Data records:
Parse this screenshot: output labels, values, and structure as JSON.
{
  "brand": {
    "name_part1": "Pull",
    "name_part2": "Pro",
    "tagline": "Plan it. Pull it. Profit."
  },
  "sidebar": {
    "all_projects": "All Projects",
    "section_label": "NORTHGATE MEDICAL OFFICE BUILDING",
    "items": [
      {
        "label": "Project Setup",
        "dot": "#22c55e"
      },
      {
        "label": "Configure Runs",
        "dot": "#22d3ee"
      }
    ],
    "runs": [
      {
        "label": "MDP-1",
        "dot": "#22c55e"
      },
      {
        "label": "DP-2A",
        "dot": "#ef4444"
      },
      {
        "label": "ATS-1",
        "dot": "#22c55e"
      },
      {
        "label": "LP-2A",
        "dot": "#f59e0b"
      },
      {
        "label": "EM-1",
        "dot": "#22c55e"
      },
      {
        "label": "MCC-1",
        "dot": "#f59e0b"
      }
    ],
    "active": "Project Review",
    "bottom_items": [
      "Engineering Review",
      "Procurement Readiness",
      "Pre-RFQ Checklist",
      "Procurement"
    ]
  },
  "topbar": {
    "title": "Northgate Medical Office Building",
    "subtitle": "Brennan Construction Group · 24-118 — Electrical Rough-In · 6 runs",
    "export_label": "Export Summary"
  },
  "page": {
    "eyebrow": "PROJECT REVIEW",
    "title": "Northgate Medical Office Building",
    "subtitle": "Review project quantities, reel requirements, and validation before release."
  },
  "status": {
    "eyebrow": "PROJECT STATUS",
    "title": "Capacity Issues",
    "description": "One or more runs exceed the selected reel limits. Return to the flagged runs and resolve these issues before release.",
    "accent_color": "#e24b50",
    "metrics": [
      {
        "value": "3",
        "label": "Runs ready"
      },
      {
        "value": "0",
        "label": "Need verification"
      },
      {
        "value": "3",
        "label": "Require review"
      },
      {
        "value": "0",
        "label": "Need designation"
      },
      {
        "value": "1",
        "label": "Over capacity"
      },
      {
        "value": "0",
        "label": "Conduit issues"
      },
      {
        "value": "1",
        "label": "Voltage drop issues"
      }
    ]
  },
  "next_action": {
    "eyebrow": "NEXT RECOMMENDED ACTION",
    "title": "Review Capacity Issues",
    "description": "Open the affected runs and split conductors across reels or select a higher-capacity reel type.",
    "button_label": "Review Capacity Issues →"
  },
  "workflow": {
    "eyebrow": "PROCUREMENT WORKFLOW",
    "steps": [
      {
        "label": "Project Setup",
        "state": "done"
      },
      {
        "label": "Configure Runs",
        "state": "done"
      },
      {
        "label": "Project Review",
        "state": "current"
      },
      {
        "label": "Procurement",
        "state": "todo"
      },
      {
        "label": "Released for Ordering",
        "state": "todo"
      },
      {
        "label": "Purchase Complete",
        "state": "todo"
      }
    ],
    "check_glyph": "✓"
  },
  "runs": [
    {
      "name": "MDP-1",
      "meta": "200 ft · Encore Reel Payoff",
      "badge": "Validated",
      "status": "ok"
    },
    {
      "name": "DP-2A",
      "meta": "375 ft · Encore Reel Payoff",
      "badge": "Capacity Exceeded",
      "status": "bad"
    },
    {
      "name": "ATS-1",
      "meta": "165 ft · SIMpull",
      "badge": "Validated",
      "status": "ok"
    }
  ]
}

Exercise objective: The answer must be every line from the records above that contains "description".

Answer space:
    "description": "One or more runs exceed the selected reel limits. Return to the flagged runs and resolve these issues before release.",
    "description": "Open the affected runs and split conductors across reels or select a higher-capacity reel type.",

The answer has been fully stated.